Cairo Institute of Liberal Arts and Sciences - Alexandria 2018-2019

“… to begin always anew, to make, to reconstruct, and to not spoil, to refuse to bureaucratize the mind, to understand and to live life as a process — live to become…” -Paulo Freire

In 2013, the Cairo Institute of Liberal Arts and Sciences was founded by scholar Karim Yassim-Goessinger as an autonomous, independent organization that brought together students from different cultural and socioeconomic backgrounds to study various fields of knowledge (mainly arts and culture, humanities, social sciences and natural sciences) in a horizontal, pedagogical set-up highly dependent on discussion-based courses (a method popularized by the Brazilian scholar Paulo Freire). In addition to its year-long study program, CILAS also offers individual thematic courses spanning the four main fields of study, which are open to the public and not restricted to students enrolled in the year-long program. In 2018, myself, Yassim-Goessinger, Batool ElHennawy and Hussain El-Hajj founded CILAS-Alexandria. An offshoot of the original CILAS for the Alexandria community.

Course Example: 

Why Do I Love You?: The Structures of Beauty *Syllabus*

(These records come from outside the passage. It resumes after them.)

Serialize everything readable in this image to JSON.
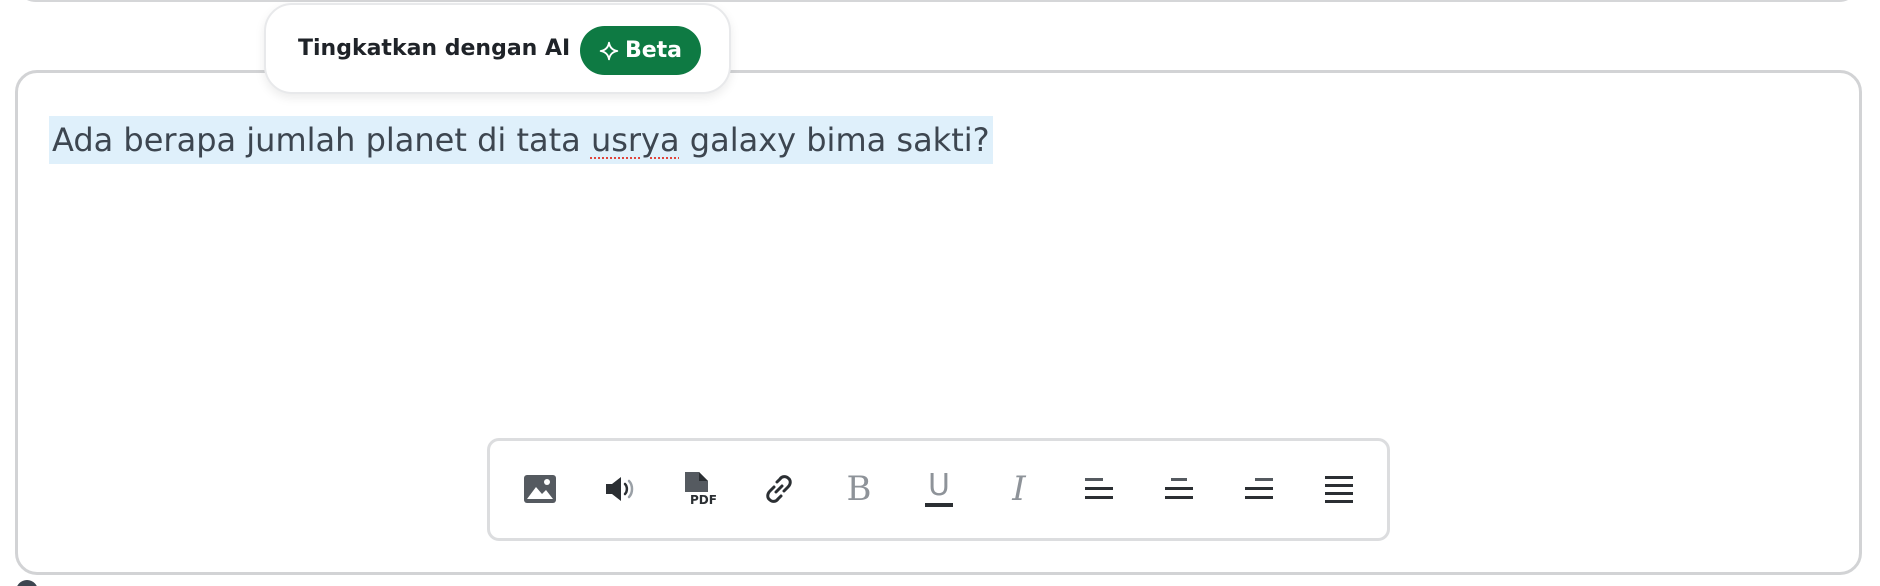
{
  "ai_enhance": {
    "label": "Tingkatkan dengan AI",
    "beta_label": "Beta",
    "accent_color": "#0e7a43"
  },
  "editor": {
    "question_before": "Ada berapa jumlah planet di tata ",
    "question_misspelled": "usrya",
    "question_after": " galaxy bima sakti?"
  },
  "toolbar": {
    "tools": [
      {
        "id": "image",
        "icon": "image-icon"
      },
      {
        "id": "audio",
        "icon": "speaker-icon"
      },
      {
        "id": "pdf",
        "icon": "pdf-icon",
        "badge": "PDF"
      },
      {
        "id": "link",
        "icon": "link-icon"
      },
      {
        "id": "bold",
        "icon": "bold-icon",
        "glyph": "B"
      },
      {
        "id": "underline",
        "icon": "underline-icon",
        "glyph": "U"
      },
      {
        "id": "italic",
        "icon": "italic-icon",
        "glyph": "I"
      },
      {
        "id": "align-left",
        "icon": "align-left-icon"
      },
      {
        "id": "align-center",
        "icon": "align-center-icon"
      },
      {
        "id": "align-right",
        "icon": "align-right-icon"
      },
      {
        "id": "align-justify",
        "icon": "align-justify-icon"
      }
    ]
  }
}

Course Description: "Why do I Love You? (The Structures of Beauty)” is a theoretical course aimed at understanding what gives us the sense that something is beautiful and what this sense has to do with how we understand art. The Enlightenment led to a strict categorization of the beautiful as an autonomous “aesthetic” realm but this severed category was new. This course will look at the development of the “autonomous aesthetic realm” to understand what holds this strict categorization and look at how institutional, neurological, and conceptual structures have contributed to the development of an imaginary realm of autonomous art. We will look at how social, historical, and political context, the development of philosophy, our neurological constitution, and history have affected the way this mysterious sense of beauty moves inside of us. The course will look at the development of the museum and curatorial practices, the big western thinkers on art and beauty, “The Fate of Art” by J. W. Bernstein, the effect of class structures on desire, post-colonial theory, and at what neuroscience has revealed to us about the way the brain understands love and want. We will find ways of communal learning through defining a methodology of collective participation, this could be through rounds of sharing, creating a diagram, exchanging letters to one another, etc. Through the semester we will explore the question: can art show us what is really beautiful?

Closing Exhibition, Khalas *pamphlet*